Which lines in the records below contain the word "Dopt"? Report each of them.

————

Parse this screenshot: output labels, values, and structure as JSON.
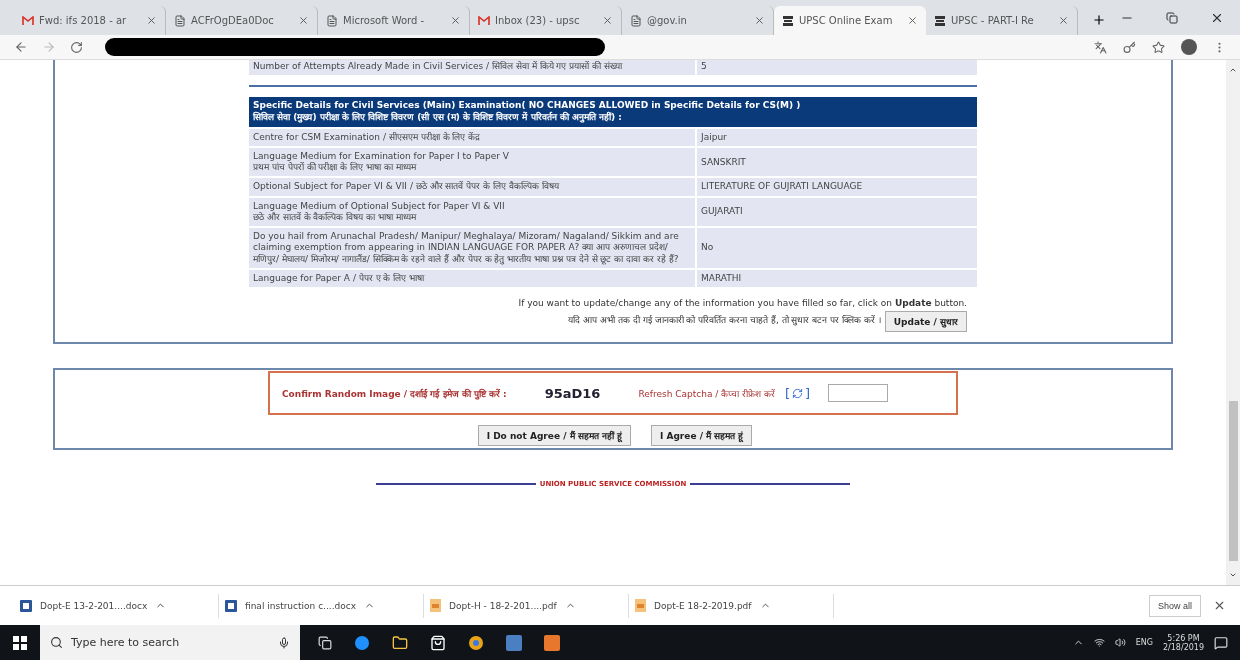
{
  "browser": {
    "tabs": [
      {
        "title": "Fwd: ifs 2018 - ar",
        "kind": "mail",
        "selected": false
      },
      {
        "title": "ACFrOgDEa0Doc",
        "kind": "doc",
        "selected": false
      },
      {
        "title": "Microsoft Word -",
        "kind": "doc",
        "selected": false
      },
      {
        "title": "Inbox (23) - upsc",
        "kind": "mail",
        "selected": false
      },
      {
        "title": "@gov.in",
        "kind": "doc",
        "selected": false
      },
      {
        "title": "UPSC Online Exam",
        "kind": "site",
        "selected": true
      },
      {
        "title": "UPSC - PART-I Re",
        "kind": "site",
        "selected": false
      }
    ]
  },
  "page": {
    "attempts_row": {
      "label": "Number of Attempts Already Made in Civil Services / सिविल सेवा में किये गए प्रयासों की संख्या",
      "value": "5"
    },
    "section_header": [
      "Specific Details for Civil Services (Main) Examination( NO CHANGES ALLOWED in Specific Details for CS(M) )",
      "सिविल सेवा (मुख्य) परीक्षा के लिए विशिष्ट विवरण (सी एस (म) के विशिष्ट विवरण में परिवर्तन की अनुमति नहीं) :"
    ],
    "rows": [
      {
        "label": [
          "Centre for CSM Examination / सीएसएम परीक्षा के लिए केंद्र"
        ],
        "value": "Jaipur"
      },
      {
        "label": [
          "Language Medium for Examination for Paper I to Paper V",
          "प्रथम पांच पेपरों की परीक्षा के लिए भाषा का माध्यम"
        ],
        "value": "SANSKRIT"
      },
      {
        "label": [
          "Optional Subject for Paper VI & VII / छठे और सातवें पेपर के लिए वैकल्पिक विषय"
        ],
        "value": "LITERATURE OF GUJRATI LANGUAGE"
      },
      {
        "label": [
          "Language Medium of Optional Subject for Paper VI & VII",
          "छठे और सातवें के वैकल्पिक विषय का भाषा माध्यम"
        ],
        "value": "GUJARATI"
      },
      {
        "label": [
          "Do you hail from Arunachal Pradesh/ Manipur/ Meghalaya/ Mizoram/ Nagaland/ Sikkim and are claiming exemption from appearing in INDIAN LANGUAGE FOR PAPER A? क्या आप अरुणाचल प्रदेश/ मणिपुर/ मेघालय/ मिजोरम/ नागालैंड/ सिक्किम के रहने वाले हैं और पेपर क हेतु भारतीय भाषा प्रश्न पत्र देने से छूट का दावा कर रहे हैं?"
        ],
        "value": "No"
      },
      {
        "label": [
          "Language for Paper A / पेपर ए के लिए भाषा"
        ],
        "value": "MARATHI"
      }
    ],
    "update_note": [
      "If you want to update/change any of the information you have filled so far, click on **Update** button.",
      "यदि आप अभी तक दी गई जानकारी को परिवर्तित करना चाहते हैं, तो सुधार बटन पर क्लिक करें ।"
    ],
    "update_button": "Update / सुधार",
    "captcha": {
      "label": "Confirm Random Image / दर्शाई गई इमेज की पुष्टि करें :",
      "code": "95aD16",
      "refresh": "Refresh Captcha / कैप्चा रीफ्रेश करें",
      "bracket_open": "[",
      "bracket_close": "]"
    },
    "buttons": [
      "I Do not Agree / मैं सहमत नहीं हूं",
      "I Agree / मैं सहमत हूं"
    ],
    "footer": "UNION PUBLIC SERVICE COMMISSION"
  },
  "downloads": {
    "items": [
      {
        "name": "Dopt-E 13-2-201....docx",
        "kind": "docx"
      },
      {
        "name": "final instruction c....docx",
        "kind": "docx"
      },
      {
        "name": "Dopt-H - 18-2-201....pdf",
        "kind": "pdf"
      },
      {
        "name": "Dopt-E 18-2-2019.pdf",
        "kind": "pdf"
      }
    ],
    "show_all": "Show all"
  },
  "taskbar": {
    "search_placeholder": "Type here to search",
    "language": "ENG",
    "time": "5:26 PM",
    "date": "2/18/2019"
  }
}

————

### [COMPLETED EXERCISE]
        "name": "Dopt-E 13-2-201....docx",
        "name": "Dopt-H - 18-2-201....pdf",
        "name": "Dopt-E 18-2-2019.pdf",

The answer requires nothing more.